- Do not eat or drink hot food while holding small children on your lap.
- Do not use tablecloths around small children as they can pull on them and hot food can spill on the child.
- Never let children remove food or drinks from a microwave.
- Keep a fire extinguisher nearby and in proper working order.
- Contain grease fires with baking soda or flour, not water.
In the Bathroom
- Set your water heater thermostat to 120 degrees or less.
- When bathing a child, first stir the bath water with your hand to avoid hot spots. If the water is too hot for your hand, it’s too hot for the child.
- Stay with your child at all times, it only takes a second for a child to turn on the hot water.
Around the House
- Matches and lighters should be kept in a high, locked cupboard.
- Teach your child that these objects are not toys and discuss fire hazards with your child.
- Place floor heaters at least four feet away from furniture, curtains and bedding.
- Never place anything on top of an electrical heater or heater vent.
- Test smoke detectors monthly and change batteries every six months. A good reminder is to do it when the time changes.
- Replace your smoke detectors every eight to 10 years.
- Develop an evacuation plan and practice monthly with your children. Establish a safe meeting place outside the home.
- Keep a functional fire extinguisher in the kitchen and garage.
- Gasoline is only to be used for combustible engines.

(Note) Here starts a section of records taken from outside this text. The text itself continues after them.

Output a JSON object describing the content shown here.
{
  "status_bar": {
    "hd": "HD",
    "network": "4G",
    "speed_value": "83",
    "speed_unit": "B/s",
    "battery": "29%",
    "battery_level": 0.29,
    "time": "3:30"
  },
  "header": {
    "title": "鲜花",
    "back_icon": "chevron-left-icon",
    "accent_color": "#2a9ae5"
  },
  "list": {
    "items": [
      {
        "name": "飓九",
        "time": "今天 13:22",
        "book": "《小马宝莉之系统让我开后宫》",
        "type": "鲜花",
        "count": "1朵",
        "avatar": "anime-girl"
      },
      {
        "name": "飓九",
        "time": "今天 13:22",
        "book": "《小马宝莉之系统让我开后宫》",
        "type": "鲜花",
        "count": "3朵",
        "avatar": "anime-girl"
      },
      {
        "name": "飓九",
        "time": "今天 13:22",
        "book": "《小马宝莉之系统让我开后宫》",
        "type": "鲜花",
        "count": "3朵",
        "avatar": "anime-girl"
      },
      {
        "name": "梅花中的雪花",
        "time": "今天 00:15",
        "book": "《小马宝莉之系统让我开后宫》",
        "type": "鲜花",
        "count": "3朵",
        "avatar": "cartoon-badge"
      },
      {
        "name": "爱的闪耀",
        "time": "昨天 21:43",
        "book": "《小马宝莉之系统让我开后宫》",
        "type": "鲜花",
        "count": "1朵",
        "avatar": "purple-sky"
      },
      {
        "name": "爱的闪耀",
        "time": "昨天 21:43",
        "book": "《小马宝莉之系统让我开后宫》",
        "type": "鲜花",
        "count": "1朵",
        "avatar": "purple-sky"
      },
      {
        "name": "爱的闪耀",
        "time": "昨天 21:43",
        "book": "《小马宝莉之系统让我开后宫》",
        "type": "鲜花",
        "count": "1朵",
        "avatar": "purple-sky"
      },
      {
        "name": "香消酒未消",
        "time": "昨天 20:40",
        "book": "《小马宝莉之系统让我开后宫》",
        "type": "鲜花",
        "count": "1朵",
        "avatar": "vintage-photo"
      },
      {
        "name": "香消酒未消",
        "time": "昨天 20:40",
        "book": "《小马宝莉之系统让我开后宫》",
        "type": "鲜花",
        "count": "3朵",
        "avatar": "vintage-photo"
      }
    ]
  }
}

- Do not use gasoline as a cleaning agent.
- Do not use gasoline to start fires, woodstoves or barbeques.
- Store gasoline and other flammable liquids out of the reach of children.
Smoking and Burns
- If you smoke, do not smoke in bed or in any residential building.
- Make sure cigarettes are extinguished before leaving a room.
- Never throw a lighted cigarette into bushes or grass, where it can start a fire.
- Dropped, lighted cigarettes are the leading cause of fire fatalities. These fatal fires are more likely to occur when the person has been drinking.
- Check your appliance cords frequently to make sure they are not loose or frayed.
- Do not overload outlets.
- Do not place cords under carpets or walkways. Doing so can damage the cord and cause a fire.
- Halogen light bulbs emit intense heat, up to 1100 degrees Fahrenheit. Bulbs stay hot long after they have been turned off.
- Do not use electrical appliances in or near showers or bathtubs.
- As many as 100 people die each year in the U.S. from lightning strikes. Seek shelter as soon as you see lightning.
- Cover unused electrical sockets with plastic socket protectors.